Funded by NIH - Department of Health and Human Services
Funding Years: 2016-2021
Post stroke disability represents a significant public health problem as there are over 7 million stroke survivors in the US, most of whom have persistent disability. Despite the fact that acute stroke treatments dramatically reduce post-stroke disability and are cost saving, they are markedly underutilized. There is no region in the US where acute stroke treatments are more underutilized than in Flint, Michigan. Flint is an urban, underserved city of about 100,000 residents of whom about 60% are African American.
The Peoples Health partnership was formed in 2009, consisting of stroke neurologists, experts in health behavior and health education, nurses, and Bridges into the Future, a faith based organization dedicated to improving the health of the community. The goal of the partnership was to reduce the burden of cardiovascular disease in Flint. The Peoples Health partnership completed a community needs assessment, designed and tested a peer-led, health behavior theory-based stroke preparedness (recognizing stroke warning signs and the importance of calling 911) intervention in African American churches. This community intervention, Stroke Ready, successfully increased stroke preparedness. This application represents the larger scale adaption and testing of the Stroke Ready intervention to increase the Flint community?s acute stroke treatment rates.

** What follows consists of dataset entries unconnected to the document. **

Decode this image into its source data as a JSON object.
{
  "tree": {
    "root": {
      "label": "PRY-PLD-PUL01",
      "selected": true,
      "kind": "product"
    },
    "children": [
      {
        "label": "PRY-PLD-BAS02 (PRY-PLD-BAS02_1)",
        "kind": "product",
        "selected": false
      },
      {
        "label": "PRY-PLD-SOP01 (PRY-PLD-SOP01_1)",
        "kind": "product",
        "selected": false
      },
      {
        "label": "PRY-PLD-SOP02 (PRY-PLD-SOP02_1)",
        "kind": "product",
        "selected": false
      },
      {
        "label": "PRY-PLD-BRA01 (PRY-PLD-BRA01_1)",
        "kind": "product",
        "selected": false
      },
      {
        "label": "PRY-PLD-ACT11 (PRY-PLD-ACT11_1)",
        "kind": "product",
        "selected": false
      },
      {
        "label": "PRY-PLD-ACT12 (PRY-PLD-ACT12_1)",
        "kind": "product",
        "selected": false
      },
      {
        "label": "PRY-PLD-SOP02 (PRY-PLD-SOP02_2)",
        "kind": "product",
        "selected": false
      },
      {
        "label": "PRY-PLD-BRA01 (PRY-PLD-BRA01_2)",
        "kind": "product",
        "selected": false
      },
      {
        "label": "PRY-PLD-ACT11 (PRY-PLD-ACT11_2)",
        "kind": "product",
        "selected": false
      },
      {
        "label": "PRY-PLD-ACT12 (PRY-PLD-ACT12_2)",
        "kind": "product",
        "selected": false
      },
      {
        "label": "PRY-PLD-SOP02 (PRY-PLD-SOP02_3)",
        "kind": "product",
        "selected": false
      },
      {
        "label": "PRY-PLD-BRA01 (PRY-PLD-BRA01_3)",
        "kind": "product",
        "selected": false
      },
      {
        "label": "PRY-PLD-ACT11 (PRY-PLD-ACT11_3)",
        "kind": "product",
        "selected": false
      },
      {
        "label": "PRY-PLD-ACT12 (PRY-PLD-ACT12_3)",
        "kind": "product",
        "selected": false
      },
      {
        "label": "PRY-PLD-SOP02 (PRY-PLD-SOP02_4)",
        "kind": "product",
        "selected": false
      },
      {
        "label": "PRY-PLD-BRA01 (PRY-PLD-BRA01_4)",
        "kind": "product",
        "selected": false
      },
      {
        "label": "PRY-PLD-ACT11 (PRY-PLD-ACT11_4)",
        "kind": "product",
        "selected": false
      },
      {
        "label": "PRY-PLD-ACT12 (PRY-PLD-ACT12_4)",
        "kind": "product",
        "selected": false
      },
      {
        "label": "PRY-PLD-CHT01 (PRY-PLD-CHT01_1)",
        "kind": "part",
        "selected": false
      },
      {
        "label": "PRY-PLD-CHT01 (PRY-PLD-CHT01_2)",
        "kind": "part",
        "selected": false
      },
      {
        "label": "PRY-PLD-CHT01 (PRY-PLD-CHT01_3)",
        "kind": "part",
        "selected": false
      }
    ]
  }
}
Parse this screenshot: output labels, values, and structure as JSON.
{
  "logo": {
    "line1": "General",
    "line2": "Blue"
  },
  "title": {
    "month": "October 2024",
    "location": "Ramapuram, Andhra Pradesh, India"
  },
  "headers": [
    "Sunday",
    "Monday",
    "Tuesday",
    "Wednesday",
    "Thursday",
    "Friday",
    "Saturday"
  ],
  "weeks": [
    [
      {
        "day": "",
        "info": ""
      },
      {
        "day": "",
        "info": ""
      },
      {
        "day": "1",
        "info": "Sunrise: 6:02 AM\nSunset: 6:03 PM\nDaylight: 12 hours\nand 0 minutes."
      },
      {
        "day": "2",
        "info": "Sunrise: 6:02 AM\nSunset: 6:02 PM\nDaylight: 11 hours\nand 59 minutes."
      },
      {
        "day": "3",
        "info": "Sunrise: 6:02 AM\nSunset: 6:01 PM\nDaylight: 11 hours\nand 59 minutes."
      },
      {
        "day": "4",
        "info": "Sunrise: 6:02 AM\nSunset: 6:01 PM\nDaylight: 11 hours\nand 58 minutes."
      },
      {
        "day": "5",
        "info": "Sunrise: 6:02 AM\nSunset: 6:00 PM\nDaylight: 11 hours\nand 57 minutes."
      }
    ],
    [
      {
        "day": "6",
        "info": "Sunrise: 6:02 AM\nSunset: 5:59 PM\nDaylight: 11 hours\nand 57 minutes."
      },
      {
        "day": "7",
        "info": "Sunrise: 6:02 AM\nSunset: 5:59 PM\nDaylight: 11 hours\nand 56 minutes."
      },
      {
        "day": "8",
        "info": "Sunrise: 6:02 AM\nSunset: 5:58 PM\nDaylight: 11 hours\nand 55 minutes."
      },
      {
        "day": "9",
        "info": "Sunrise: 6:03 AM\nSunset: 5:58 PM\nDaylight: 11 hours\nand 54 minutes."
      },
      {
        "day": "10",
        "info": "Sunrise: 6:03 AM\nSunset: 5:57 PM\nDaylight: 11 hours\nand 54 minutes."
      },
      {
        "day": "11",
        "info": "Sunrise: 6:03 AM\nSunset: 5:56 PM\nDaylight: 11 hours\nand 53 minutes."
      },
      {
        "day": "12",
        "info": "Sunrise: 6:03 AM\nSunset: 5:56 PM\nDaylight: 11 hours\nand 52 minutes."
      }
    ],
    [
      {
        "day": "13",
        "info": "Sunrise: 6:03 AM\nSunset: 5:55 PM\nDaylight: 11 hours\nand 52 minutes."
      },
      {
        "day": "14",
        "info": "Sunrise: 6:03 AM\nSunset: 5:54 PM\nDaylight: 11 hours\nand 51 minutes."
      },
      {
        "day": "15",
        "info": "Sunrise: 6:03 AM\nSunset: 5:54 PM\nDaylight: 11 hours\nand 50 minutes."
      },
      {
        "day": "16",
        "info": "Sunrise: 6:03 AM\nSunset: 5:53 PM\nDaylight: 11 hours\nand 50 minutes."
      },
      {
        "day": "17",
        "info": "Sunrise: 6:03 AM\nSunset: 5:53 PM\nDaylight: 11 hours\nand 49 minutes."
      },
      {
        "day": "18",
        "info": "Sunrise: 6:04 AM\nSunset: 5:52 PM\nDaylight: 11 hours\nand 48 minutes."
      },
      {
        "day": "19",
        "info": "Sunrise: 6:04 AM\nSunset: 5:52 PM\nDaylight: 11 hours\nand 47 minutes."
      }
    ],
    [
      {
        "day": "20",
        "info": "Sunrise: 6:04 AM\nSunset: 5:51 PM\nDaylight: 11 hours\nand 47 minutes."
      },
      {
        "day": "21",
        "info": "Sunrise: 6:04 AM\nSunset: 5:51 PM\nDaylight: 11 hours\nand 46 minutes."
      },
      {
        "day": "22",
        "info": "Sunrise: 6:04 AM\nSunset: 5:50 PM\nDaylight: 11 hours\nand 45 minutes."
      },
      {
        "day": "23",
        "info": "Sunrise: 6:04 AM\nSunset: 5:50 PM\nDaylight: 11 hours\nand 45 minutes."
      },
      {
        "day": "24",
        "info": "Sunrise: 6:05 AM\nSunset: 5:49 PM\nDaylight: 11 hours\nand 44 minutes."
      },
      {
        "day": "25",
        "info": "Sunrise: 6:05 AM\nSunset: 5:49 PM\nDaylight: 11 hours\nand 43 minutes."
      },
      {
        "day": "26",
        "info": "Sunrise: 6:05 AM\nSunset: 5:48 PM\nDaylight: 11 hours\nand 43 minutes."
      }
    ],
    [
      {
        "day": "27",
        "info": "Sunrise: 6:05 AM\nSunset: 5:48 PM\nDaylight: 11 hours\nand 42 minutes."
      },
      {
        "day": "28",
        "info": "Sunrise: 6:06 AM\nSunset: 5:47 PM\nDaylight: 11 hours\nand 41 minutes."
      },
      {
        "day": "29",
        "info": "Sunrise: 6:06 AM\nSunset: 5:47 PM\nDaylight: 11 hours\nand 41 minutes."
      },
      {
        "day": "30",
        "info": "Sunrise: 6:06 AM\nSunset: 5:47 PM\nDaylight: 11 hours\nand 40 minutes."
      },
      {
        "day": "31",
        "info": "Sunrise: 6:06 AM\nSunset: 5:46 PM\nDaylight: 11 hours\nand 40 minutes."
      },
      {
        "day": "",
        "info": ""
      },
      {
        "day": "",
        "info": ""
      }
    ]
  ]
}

Stroke Ready expands to a multi-level intervention aims to increase acute stroke treatment through both community stroke preparedness and Emergency Department readiness. The cornerstone of the pilot Stroke Ready intervention was a stroke music video which will now be adapted into a stand-alone intervention. For community stroke preparedness, the music video, mass multimedia circulation, interactive workshops, and print workbooks will all be delivered throughout the Flint community. We will also intervene in a Flint area safety net Emergency Department in great need of improved acute stroke care to optimize treatment pathways. The primary outcome of the project will be change in acute stroke treatments which will directly benefit the community by reducing post-stroke disability.
This project will benefit the Flint community and other urban communities with low acute stroke treatment rates. Sustainability will be achieved in Flint by training of peer leaders, wide dissemination of Stroke Ready materials, ease of re-administering the intervention, hospital improvements and continued commitment and engagement of the community advisory board. To assist other safety net-hospitals outside of Flint, we will create a protocol to assess barriers to optimal acute stroke care. More broadly, this project will address a central unanswered scientific question of the relative importance of interventions in the community and/or hospital to increase acute stroke treatments. Thus other communities with limited resources who are interested in increasing their acute stroke rates will have a better understanding of whether to invest in community stroke preparedness or hospital readiness.